**WORK ITEM**
Look for the string "title" in the listing below, then copy every line that has it.

**AVAILABLE RECORDS**

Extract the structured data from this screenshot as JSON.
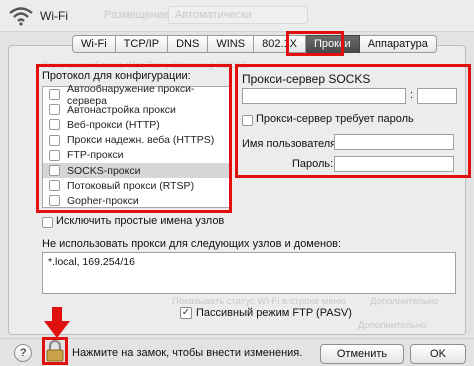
{
  "window": {
    "title": "Wi-Fi",
    "ghost_label": "Размещение",
    "ghost_value": "Автоматически"
  },
  "tabs": [
    {
      "label": "Wi-Fi",
      "active": false
    },
    {
      "label": "TCP/IP",
      "active": false
    },
    {
      "label": "DNS",
      "active": false
    },
    {
      "label": "WINS",
      "active": false
    },
    {
      "label": "802.1X",
      "active": false
    },
    {
      "label": "Прокси",
      "active": true
    },
    {
      "label": "Аппаратура",
      "active": false
    }
  ],
  "protocols": {
    "title": "Протокол для конфигурации:",
    "items": [
      {
        "label": "Автообнаружение прокси-сервера",
        "checked": false,
        "selected": false
      },
      {
        "label": "Автонастройка прокси",
        "checked": false,
        "selected": false
      },
      {
        "label": "Веб-прокси (HTTP)",
        "checked": false,
        "selected": false
      },
      {
        "label": "Прокси надежн. веба (HTTPS)",
        "checked": false,
        "selected": false
      },
      {
        "label": "FTP-прокси",
        "checked": false,
        "selected": false
      },
      {
        "label": "SOCKS-прокси",
        "checked": false,
        "selected": true
      },
      {
        "label": "Потоковый прокси (RTSP)",
        "checked": false,
        "selected": false
      },
      {
        "label": "Gopher-прокси",
        "checked": false,
        "selected": false
      }
    ]
  },
  "socks": {
    "title": "Прокси-сервер SOCKS",
    "host_value": "",
    "port_colon": ":",
    "port_value": "",
    "auth_label": "Прокси-сервер требует пароль",
    "user_label": "Имя пользователя:",
    "user_value": "",
    "pass_label": "Пароль:",
    "pass_value": ""
  },
  "exclusions": {
    "simple_hosts_label": "Исключить простые имена узлов",
    "bypass_label": "Не использовать прокси для следующих узлов и доменов:",
    "bypass_value": "*.local, 169.254/16"
  },
  "background": {
    "ghost_strip": "Proxy server        Secure Web Proxy        Streaming        SOCKS",
    "ghost_status": "Показывать статус Wi-Fi в строке меню",
    "ghost_right": "Дополнительно",
    "ghost_right2": "Дополнительно",
    "pasv_label": "Пассивный режим FTP (PASV)",
    "pasv_checked": "✓"
  },
  "footer": {
    "help_label": "?",
    "lock_text": "Нажмите на замок, чтобы внести изменения.",
    "cancel_label": "Отменить",
    "ok_label": "OK"
  },
  "colors": {
    "highlight": "#e01010",
    "active_tab": "#4a4a4a"
  }
}
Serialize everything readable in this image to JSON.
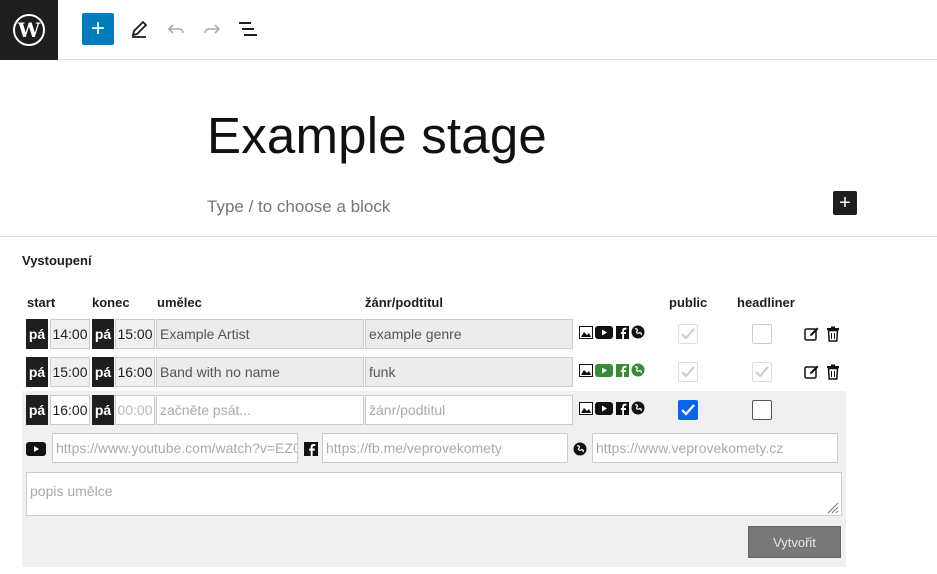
{
  "toolbar": {
    "logo": "wordpress-logo",
    "add_symbol": "+",
    "icons": [
      "pencil-icon",
      "undo-icon",
      "redo-icon",
      "document-overview-icon"
    ]
  },
  "editor": {
    "title": "Example stage",
    "block_hint": "Type / to choose a block",
    "add_symbol": "+"
  },
  "meta": {
    "title": "Vystoupení",
    "columns": {
      "start": "start",
      "end": "konec",
      "artist": "umělec",
      "genre": "žánr/podtitul",
      "public": "public",
      "headliner": "headliner"
    },
    "rows": [
      {
        "day_start": "pá",
        "start": "14:00",
        "day_end": "pá",
        "end": "15:00",
        "artist": "Example Artist",
        "genre": "example genre",
        "public": true,
        "headliner": false
      },
      {
        "day_start": "pá",
        "start": "15:00",
        "day_end": "pá",
        "end": "16:00",
        "artist": "Band with no name",
        "genre": "funk",
        "public": true,
        "headliner": true
      }
    ],
    "new_row": {
      "day_start": "pá",
      "start": "16:00",
      "day_end": "pá",
      "end_placeholder": "00:00",
      "artist_placeholder": "začněte psát...",
      "genre_placeholder": "žánr/podtitul",
      "public": true,
      "headliner": false,
      "youtube_placeholder": "https://www.youtube.com/watch?v=EZ0",
      "facebook_placeholder": "https://fb.me/veprovekomety",
      "web_placeholder": "https://www.veprovekomety.cz",
      "description_placeholder": "popis umělce",
      "create_label": "Vytvořit"
    },
    "colors": {
      "accent": "#007cba",
      "active_media": "#3a8a3a",
      "checkbox_checked": "#0b63e5"
    }
  }
}
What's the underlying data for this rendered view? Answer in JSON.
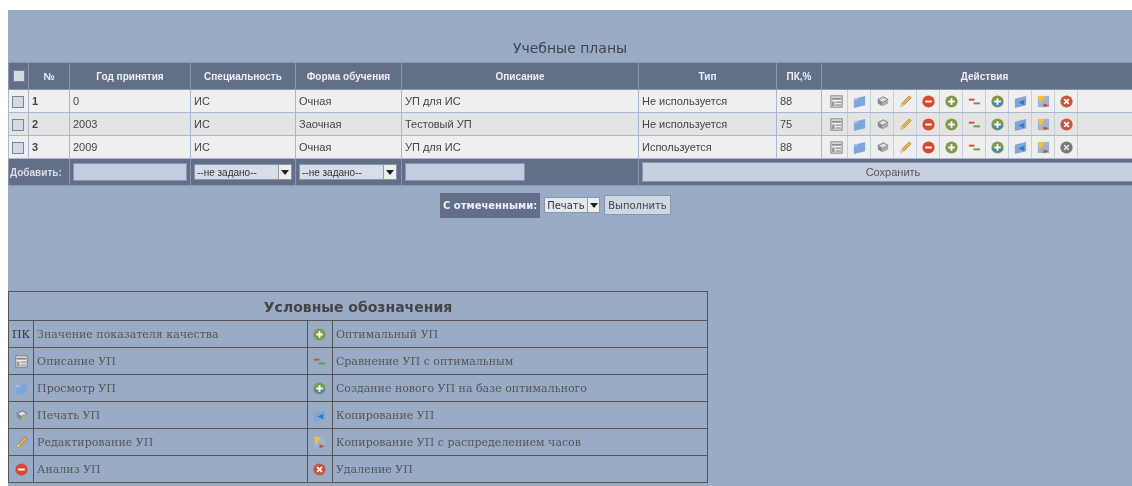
{
  "title": "Учебные планы",
  "table": {
    "select_all": {
      "checked": false
    },
    "columns": [
      "№",
      "Год принятия",
      "Специальность",
      "Форма обучения",
      "Описание",
      "Тип",
      "ПК,%",
      "Действия"
    ],
    "rows": [
      {
        "checked": false,
        "number": "1",
        "year": "0",
        "specialty": "ИС",
        "form": "Очная",
        "description": "УП для ИС",
        "type": "Не используется",
        "quality": "88",
        "can_delete": true
      },
      {
        "checked": false,
        "number": "2",
        "year": "2003",
        "specialty": "ИС",
        "form": "Заочная",
        "description": "Тестовый УП",
        "type": "Не используется",
        "quality": "75",
        "can_delete": true
      },
      {
        "checked": false,
        "number": "3",
        "year": "2009",
        "specialty": "ИС",
        "form": "Очная",
        "description": "УП для ИС",
        "type": "Используется",
        "quality": "88",
        "can_delete": false
      }
    ],
    "add_row": {
      "label": "Добавить:",
      "specialty": "--не задано--",
      "form": "--не задано--",
      "save": "Сохранить"
    }
  },
  "bulk": {
    "label": "С отмеченными:",
    "action": "Печать",
    "run": "Выполнить"
  },
  "legend": {
    "title": "Условные обозначения",
    "left": [
      {
        "kind": "text",
        "symbol": "ПК",
        "label": "Значение показателя качества"
      },
      {
        "kind": "description",
        "label": "Описание УП"
      },
      {
        "kind": "view",
        "label": "Просмотр УП"
      },
      {
        "kind": "print",
        "label": "Печать УП"
      },
      {
        "kind": "edit",
        "label": "Редактирование УП"
      },
      {
        "kind": "analysis",
        "label": "Анализ УП"
      }
    ],
    "right": [
      {
        "kind": "optimal",
        "label": "Оптимальный УП"
      },
      {
        "kind": "compare",
        "label": "Сравнение УП с оптимальным"
      },
      {
        "kind": "create",
        "label": "Создание нового УП на базе оптимального"
      },
      {
        "kind": "copy",
        "label": "Копирование УП"
      },
      {
        "kind": "copy_hours",
        "label": "Копирование УП с распределением часов"
      },
      {
        "kind": "delete",
        "label": "Удаление УП"
      }
    ]
  }
}
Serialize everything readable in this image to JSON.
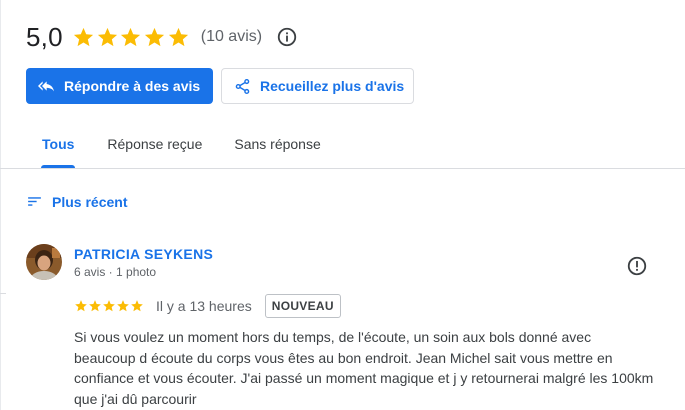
{
  "summary": {
    "score": "5,0",
    "stars": 5,
    "count_text": "(10 avis)",
    "star_color": "#fbbc04"
  },
  "actions": {
    "reply_label": "Répondre à des avis",
    "collect_label": "Recueillez plus d'avis"
  },
  "tabs": [
    {
      "label": "Tous",
      "active": true
    },
    {
      "label": "Réponse reçue",
      "active": false
    },
    {
      "label": "Sans réponse",
      "active": false
    }
  ],
  "sort": {
    "label": "Plus récent"
  },
  "review": {
    "name": "PATRICIA SEYKENS",
    "meta": "6 avis · 1 photo",
    "rating": 5,
    "time": "Il y a 13 heures",
    "badge": "NOUVEAU",
    "text": "Si vous voulez un moment hors du temps, de l'écoute, un soin aux bols donné avec beaucoup d écoute du corps vous êtes au bon endroit. Jean Michel sait vous mettre en confiance et vous écouter. J'ai passé un moment magique et j y retournerai malgré les 100km que j'ai dû parcourir"
  },
  "colors": {
    "accent": "#1a73e8",
    "text": "#3c4043",
    "muted": "#5f6368"
  }
}
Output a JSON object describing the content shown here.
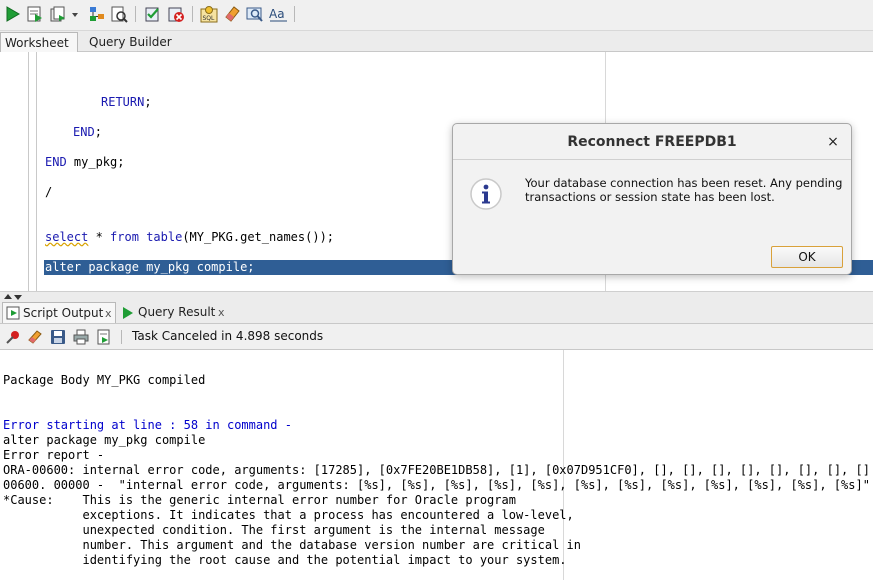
{
  "toolbar": {
    "buttons": [
      "run-statement",
      "run-script",
      "autotrace",
      "explain-plan",
      "sql-tuning-advisor",
      "commit",
      "rollback",
      "sql-worksheet-history",
      "clear",
      "unshared-sql",
      "to-upper-case"
    ]
  },
  "tabs": {
    "worksheet": "Worksheet",
    "query_builder": "Query Builder"
  },
  "editor": {
    "lines": {
      "l1_kw": "RETURN",
      "l1_rest": ";",
      "l2_kw": "END",
      "l2_rest": ";",
      "l3_kw": "END",
      "l3_rest": " my_pkg;",
      "l4": "/",
      "l5_kw1": "select",
      "l5_mid": " * ",
      "l5_kw2": "from",
      "l5_kw3": "table",
      "l5_rest": "(MY_PKG.get_names());",
      "l6": "alter package my_pkg compile;"
    }
  },
  "output_tabs": {
    "script_output": "Script Output",
    "script_close": "x",
    "query_result": "Query Result",
    "query_close": "x"
  },
  "output_toolbar": {
    "status": "Task Canceled in 4.898 seconds"
  },
  "output": {
    "lines": [
      "Package Body MY_PKG compiled",
      "Error starting at line : 58 in command -",
      "alter package my_pkg compile",
      "Error report -",
      "ORA-00600: internal error code, arguments: [17285], [0x7FE20BE1DB58], [1], [0x07D951CF0], [], [], [], [], [], [], [], []",
      "00600. 00000 -  \"internal error code, arguments: [%s], [%s], [%s], [%s], [%s], [%s], [%s], [%s], [%s], [%s], [%s], [%s]\"",
      "*Cause:    This is the generic internal error number for Oracle program",
      "           exceptions. It indicates that a process has encountered a low-level,",
      "           unexpected condition. The first argument is the internal message",
      "           number. This argument and the database version number are critical in",
      "           identifying the root cause and the potential impact to your system."
    ]
  },
  "dialog": {
    "title": "Reconnect FREEPDB1",
    "close": "×",
    "message": "Your database connection has been reset.  Any pending transactions or session state has been lost.",
    "ok": "OK"
  },
  "colors": {
    "keyword": "#1a1ab0",
    "selection": "#2f5e95",
    "error_blue": "#0000cc"
  }
}
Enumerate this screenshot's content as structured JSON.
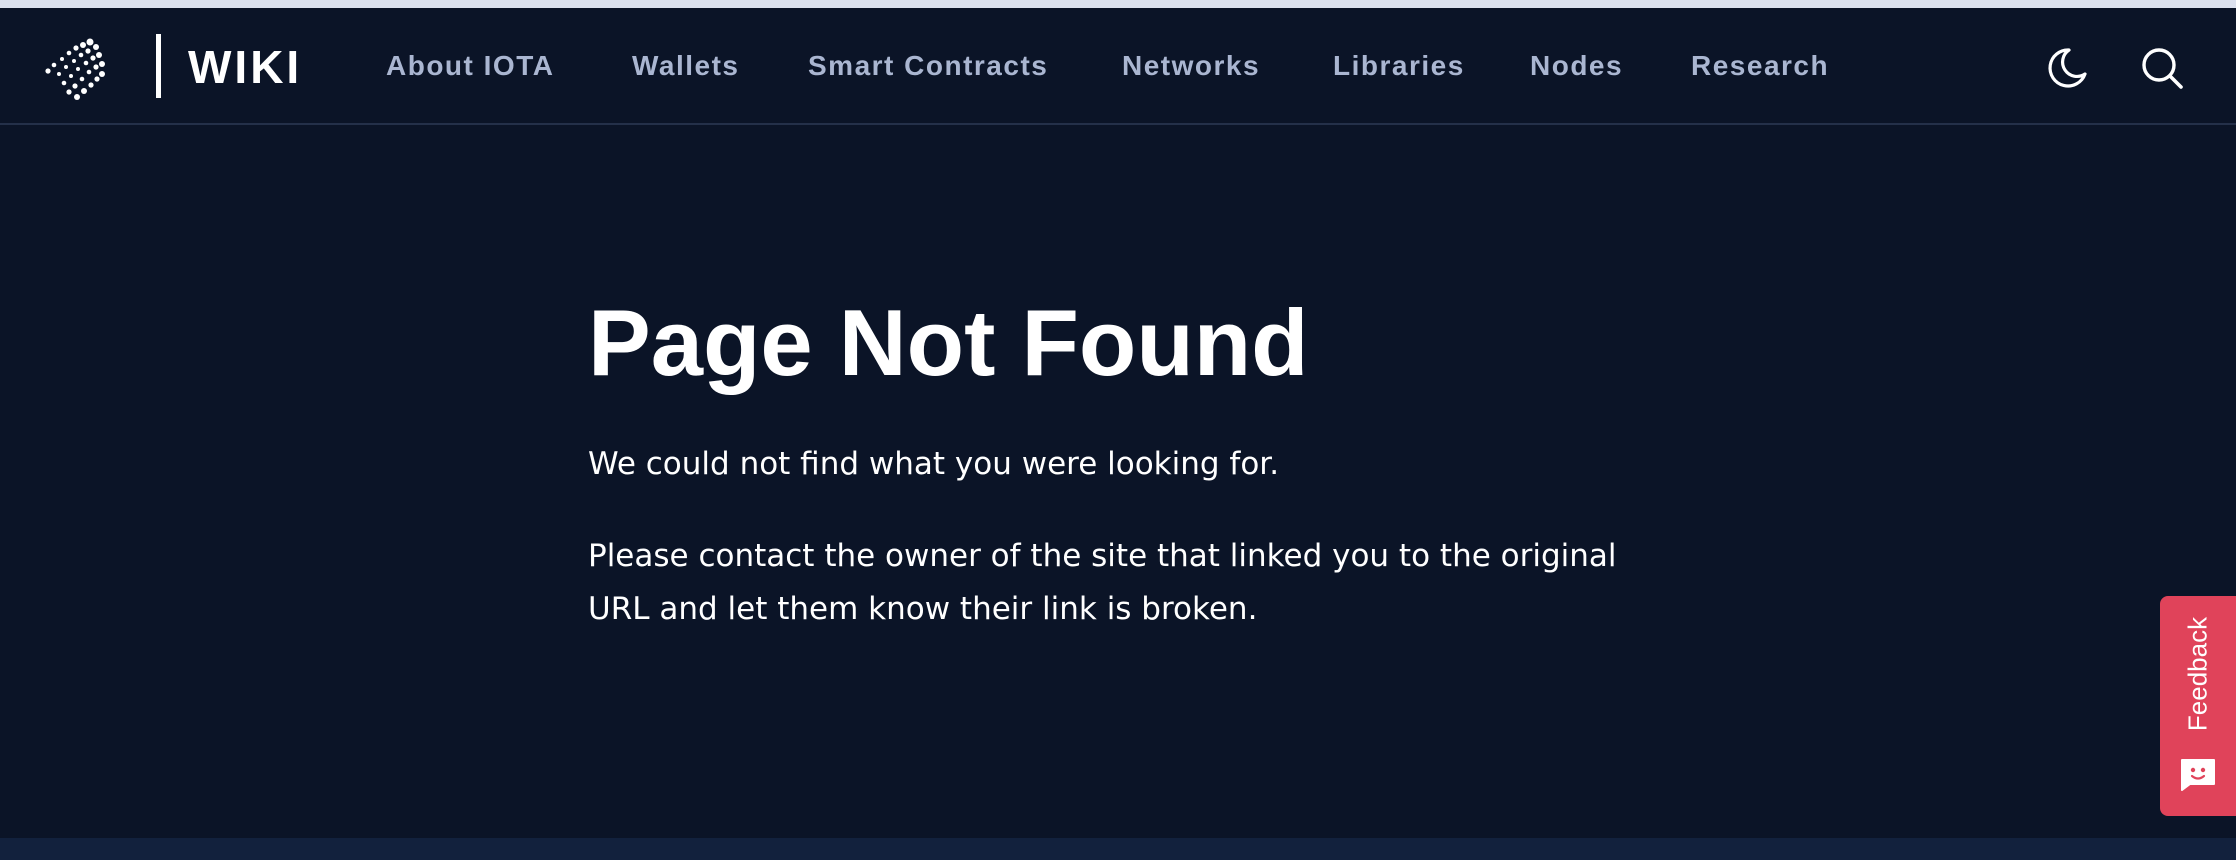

**RESULT FOR THIS TASK**
    "title": "Wi-Fi",
    "title": "Протокол для конфигурации:",
    "title": "Прокси-сервер SOCKS",
    "title": "Example stage",
    "title": "Vystoupení",
  "title": "Учебные планы",
    "title": "Условные обозначения",
    "title": "Reconnect FREEPDB1",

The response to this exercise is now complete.